Middle East Iran toughens the penalty for violating the veil dress code with up to ten years in prison

This Wednesday, Iran toughened the punishment for not wearing the Islamic veil correctly in public spaces with up to ten years in prison

Middle East Iran toughens the penalty for violating the veil dress code with up to ten years in prison

This Wednesday, Iran toughened the punishment for not wearing the Islamic veil correctly in public spaces with up to ten years in prison. The approval of the amendment coincides with the first anniversary of the protests over the death of Mahsa Jina Amini, the young woman who died in police custody after being arrested for not wearing her veil correctly. The so-called "Bill to support the family by promoting the culture of chastity and hijab" was approved with 152 votes in favor, 34 against and seven abstentions. The regulations require final approval from Iran's Guardian Council, which is expected to review and approve in the coming days.

Until now, the law contemplated penalties of between ten days and two months in prison for violating the dress code. The new legislation toughens the penalty from five to ten years in prison, while the fines also rise considerably, from ten euros to 7,000. The increase in fines is considerable, taking into account that the minimum wage in Iran barely exceeds 200 euros per month. Penalties for violating the dress code also include punishments of up to 60 lashes for breaking the law. The law will apply for three years and after this period, it will be reviewed again.

The code contains seventy articles that restrict the dress code and behavior of women in different social situations. Rights groups have interpreted it as an attempt to stop the anti-government protests that have taken place since Amini's death in police custody. For example, the law contemplates fines for those who "promote nudity" or "make fun of the hijab" in the media and social networks, in a clear allusion to the act of protest by thousands of women who have removed or burned their veils. in public spaces to demand more freedoms. It also punishes those groups of people who violate the dress code "in an organized manner" or "in cooperation with the government, media or foreign organizations."

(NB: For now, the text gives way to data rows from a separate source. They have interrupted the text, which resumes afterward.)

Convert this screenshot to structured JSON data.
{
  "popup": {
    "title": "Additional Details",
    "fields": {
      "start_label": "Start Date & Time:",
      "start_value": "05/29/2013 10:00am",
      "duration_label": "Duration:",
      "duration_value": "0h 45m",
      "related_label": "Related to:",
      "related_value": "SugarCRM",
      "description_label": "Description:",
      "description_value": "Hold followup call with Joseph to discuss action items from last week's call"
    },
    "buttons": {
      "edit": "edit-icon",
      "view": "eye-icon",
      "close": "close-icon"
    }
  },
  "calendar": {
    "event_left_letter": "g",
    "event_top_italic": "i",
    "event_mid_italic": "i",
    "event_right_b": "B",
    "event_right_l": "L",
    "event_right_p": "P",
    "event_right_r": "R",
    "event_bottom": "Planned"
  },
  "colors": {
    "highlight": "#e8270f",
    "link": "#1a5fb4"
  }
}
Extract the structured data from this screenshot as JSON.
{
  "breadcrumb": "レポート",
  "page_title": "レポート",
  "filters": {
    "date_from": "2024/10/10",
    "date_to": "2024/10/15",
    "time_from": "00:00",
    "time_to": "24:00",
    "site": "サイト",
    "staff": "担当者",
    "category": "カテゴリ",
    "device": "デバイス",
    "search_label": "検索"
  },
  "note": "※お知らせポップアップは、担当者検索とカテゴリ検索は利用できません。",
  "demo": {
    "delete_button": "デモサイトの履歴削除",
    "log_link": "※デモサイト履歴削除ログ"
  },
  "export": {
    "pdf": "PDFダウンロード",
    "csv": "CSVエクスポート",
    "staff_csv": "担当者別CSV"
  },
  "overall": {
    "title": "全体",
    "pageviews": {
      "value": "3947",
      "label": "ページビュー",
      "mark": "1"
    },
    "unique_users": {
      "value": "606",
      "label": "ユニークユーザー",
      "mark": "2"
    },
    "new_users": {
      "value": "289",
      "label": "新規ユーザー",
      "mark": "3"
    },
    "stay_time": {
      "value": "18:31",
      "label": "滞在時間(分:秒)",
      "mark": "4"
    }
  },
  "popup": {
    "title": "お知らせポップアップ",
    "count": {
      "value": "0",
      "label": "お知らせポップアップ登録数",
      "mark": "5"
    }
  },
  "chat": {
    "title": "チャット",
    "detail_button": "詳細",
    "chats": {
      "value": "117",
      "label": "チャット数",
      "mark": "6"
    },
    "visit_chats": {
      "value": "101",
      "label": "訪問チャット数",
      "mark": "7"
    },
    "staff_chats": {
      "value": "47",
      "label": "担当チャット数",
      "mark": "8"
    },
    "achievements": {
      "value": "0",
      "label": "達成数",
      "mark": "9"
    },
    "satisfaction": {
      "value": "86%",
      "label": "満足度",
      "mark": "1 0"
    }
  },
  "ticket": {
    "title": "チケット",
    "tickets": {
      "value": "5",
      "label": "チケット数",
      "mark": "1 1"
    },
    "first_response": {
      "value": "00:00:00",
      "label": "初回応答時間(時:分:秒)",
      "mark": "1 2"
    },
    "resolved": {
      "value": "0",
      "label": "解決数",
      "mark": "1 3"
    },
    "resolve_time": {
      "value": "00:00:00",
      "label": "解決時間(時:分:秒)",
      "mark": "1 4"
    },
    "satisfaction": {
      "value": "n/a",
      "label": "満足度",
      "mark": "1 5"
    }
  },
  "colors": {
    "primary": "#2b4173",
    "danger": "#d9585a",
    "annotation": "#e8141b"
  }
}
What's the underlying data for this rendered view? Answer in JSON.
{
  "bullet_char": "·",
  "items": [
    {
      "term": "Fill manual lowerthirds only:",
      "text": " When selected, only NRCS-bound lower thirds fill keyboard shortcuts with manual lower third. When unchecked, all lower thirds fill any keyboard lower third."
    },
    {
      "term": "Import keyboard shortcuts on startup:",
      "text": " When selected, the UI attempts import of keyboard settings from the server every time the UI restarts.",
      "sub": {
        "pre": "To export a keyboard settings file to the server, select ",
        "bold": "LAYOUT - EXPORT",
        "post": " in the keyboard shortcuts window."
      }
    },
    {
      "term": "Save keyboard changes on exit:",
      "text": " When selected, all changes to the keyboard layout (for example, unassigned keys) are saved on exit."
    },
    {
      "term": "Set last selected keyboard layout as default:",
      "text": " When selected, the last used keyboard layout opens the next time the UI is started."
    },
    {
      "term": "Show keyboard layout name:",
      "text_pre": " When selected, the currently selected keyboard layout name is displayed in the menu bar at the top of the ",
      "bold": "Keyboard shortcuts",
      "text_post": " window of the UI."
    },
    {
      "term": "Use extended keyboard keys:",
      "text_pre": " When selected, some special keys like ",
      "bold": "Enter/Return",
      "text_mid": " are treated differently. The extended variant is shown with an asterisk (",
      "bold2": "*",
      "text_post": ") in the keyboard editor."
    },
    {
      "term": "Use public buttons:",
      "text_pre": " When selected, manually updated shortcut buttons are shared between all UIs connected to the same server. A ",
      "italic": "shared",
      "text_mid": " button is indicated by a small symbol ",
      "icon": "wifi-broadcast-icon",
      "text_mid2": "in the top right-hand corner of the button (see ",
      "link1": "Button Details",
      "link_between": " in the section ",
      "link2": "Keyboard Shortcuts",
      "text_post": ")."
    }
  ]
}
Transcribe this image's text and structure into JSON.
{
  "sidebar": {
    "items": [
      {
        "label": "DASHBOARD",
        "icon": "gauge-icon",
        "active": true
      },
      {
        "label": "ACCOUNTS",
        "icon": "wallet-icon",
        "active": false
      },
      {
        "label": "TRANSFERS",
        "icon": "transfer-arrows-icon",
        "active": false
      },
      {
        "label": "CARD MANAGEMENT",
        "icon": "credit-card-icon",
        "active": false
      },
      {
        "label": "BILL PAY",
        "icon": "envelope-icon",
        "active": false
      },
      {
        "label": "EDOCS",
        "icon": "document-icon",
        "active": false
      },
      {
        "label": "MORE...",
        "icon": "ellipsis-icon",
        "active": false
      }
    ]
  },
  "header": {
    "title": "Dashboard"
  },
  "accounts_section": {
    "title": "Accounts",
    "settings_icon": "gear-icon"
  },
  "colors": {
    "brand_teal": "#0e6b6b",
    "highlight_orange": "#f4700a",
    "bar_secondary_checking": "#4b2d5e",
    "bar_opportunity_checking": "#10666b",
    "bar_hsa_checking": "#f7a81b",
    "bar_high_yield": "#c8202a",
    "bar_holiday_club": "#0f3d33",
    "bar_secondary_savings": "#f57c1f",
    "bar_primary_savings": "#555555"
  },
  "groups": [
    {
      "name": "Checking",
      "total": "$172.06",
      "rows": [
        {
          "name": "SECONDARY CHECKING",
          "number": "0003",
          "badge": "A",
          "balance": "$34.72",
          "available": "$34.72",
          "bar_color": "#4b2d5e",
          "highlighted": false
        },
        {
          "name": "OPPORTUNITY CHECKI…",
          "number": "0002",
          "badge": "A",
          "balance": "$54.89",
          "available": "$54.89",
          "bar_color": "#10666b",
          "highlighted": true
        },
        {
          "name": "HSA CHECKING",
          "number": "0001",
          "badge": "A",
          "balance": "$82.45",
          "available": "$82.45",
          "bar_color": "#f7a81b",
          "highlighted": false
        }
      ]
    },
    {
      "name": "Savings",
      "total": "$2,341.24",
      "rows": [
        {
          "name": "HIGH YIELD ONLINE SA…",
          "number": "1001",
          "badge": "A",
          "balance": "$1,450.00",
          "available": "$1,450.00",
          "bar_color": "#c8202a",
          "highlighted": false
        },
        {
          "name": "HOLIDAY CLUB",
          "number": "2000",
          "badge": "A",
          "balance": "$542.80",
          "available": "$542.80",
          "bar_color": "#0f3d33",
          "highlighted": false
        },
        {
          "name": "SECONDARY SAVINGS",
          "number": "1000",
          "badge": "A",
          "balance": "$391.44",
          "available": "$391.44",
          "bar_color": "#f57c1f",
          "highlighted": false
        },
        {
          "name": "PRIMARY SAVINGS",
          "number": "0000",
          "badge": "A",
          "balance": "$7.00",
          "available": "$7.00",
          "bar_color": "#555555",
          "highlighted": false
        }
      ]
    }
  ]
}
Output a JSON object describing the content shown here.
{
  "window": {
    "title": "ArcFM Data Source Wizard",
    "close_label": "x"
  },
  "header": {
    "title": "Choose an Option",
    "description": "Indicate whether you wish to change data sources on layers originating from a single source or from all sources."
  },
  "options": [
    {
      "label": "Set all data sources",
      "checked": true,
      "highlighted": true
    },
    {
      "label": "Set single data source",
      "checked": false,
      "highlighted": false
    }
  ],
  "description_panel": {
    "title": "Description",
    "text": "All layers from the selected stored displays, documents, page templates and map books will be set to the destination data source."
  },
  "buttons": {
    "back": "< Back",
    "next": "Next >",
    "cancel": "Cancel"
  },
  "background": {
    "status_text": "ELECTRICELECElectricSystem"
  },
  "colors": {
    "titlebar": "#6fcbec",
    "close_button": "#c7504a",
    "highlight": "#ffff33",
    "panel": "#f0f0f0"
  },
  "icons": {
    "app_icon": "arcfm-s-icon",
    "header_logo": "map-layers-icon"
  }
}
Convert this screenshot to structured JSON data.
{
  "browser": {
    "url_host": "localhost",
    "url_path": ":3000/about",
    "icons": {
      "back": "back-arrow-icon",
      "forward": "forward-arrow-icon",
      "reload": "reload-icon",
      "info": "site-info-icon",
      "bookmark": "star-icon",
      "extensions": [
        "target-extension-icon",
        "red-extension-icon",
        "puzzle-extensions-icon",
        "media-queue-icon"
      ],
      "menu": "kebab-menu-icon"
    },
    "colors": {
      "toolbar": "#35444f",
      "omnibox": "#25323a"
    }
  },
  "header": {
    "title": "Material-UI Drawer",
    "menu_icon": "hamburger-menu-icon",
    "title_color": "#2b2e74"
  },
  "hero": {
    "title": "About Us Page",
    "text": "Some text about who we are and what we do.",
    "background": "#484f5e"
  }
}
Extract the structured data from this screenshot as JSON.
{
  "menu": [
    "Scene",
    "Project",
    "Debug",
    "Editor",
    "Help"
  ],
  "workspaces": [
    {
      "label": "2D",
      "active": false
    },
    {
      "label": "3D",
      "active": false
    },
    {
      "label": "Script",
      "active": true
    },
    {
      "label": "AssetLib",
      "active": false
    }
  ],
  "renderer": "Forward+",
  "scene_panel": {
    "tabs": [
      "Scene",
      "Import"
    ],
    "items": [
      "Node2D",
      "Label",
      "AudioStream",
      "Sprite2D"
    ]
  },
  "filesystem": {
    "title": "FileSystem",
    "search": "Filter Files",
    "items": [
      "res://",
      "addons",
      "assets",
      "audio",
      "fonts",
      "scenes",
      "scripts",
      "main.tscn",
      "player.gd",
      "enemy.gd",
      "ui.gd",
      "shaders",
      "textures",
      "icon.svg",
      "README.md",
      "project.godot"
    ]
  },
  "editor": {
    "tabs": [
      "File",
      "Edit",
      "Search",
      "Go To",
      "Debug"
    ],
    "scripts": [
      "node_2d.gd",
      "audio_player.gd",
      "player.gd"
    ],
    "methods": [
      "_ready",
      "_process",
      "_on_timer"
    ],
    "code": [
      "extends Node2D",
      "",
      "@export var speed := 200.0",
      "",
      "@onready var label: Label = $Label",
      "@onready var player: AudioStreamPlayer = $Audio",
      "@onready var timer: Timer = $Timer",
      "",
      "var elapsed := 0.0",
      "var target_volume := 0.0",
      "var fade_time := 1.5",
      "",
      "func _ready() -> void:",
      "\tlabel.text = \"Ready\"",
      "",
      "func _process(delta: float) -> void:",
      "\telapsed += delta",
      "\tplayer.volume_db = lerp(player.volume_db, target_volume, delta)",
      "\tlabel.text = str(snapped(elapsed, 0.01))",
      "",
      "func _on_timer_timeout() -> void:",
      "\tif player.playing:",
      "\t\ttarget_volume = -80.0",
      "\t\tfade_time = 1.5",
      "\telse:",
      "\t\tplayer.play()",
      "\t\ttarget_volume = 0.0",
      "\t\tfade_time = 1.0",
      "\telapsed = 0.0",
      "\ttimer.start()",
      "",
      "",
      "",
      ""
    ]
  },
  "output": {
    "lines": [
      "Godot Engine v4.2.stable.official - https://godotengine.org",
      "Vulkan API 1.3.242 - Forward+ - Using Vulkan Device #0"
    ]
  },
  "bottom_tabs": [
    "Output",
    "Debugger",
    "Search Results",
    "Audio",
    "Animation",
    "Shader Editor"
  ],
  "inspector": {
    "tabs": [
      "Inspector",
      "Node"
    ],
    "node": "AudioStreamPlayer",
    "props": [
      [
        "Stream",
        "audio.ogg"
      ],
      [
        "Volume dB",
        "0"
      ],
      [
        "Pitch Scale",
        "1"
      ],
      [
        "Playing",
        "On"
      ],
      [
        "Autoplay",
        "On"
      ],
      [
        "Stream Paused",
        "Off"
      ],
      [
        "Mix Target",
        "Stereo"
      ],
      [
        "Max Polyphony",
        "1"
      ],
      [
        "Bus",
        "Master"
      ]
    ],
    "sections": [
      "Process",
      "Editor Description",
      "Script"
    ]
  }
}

The measure was approved on the birthday of the young Amini and a few days after the anniversary of her death. The images of Amini admitted to the hospital, with clear signs of having been beaten in police custody, unleashed unprecedented anger in all cities of the country. Thousands of women took to the streets shouting "Woman, life and freedom" to ask for more rights, in massive events that led to massive demonstrations against the regime, demanding more freedoms and economic improvements.

While authorities initially removed street morale police, the body that controls women's dress code among other duties, the gesture was brief and the situation has worsened considerably. The government has not given in one bit to the demands on the street and has accused protesters of being influenced by foreign powers seeking to undermine Tehran's authority. At least 500 people have died in police actions during the protests, while seven people have been executed. Twenty have been sentenced to death for their alleged participation in anti-government protests. In addition, more than 20,000 people have been arrested for allegedly being involved in the demonstrations, including twenty journalists. Two reporters, who revealed Amini's case in the media, are imprisoned and their trial, closed to the public and even to the defendants' lawyers, is still ongoing. At least three relatives of the accused have also been detained and interrogated in recent months. Rights groups have reported humiliation, torture and even sexual assault in police custody. Dozens of women have also been detained in their homes for answering questions to the foreign press about the protests in the country.

On the other hand, the law also specifies other types of penalties that extend the punishments to third parties. Thus, the authorities may close businesses or impose fines if the dress code is not complied with in those spaces. Sex segregation is also required in government offices, universities, hospitals and public parks. The United Nations and rights groups have interpreted the regulations as an attempt at "gender apartheid." "The bill could be described as a form of gender apartheid, as the authorities appear to be ruling through systematic discrimination with the intention of repressing women and girls into total submission," the UN panel said. on the proposed law on September 1. "It violates fundamental rights, including the right to participate in cultural life, freedom of opinion and expression, the right to peaceful protest and the right to access social, educational and health services," the experts said.

In February, authorities attempted to impose smart surveillance systems to enforce the dress code without success. However, the new legislation gives authorities more powers to use intelligence systems in public spaces at will to monitor women, especially those who drive in their private vehicles without the Islamic veil.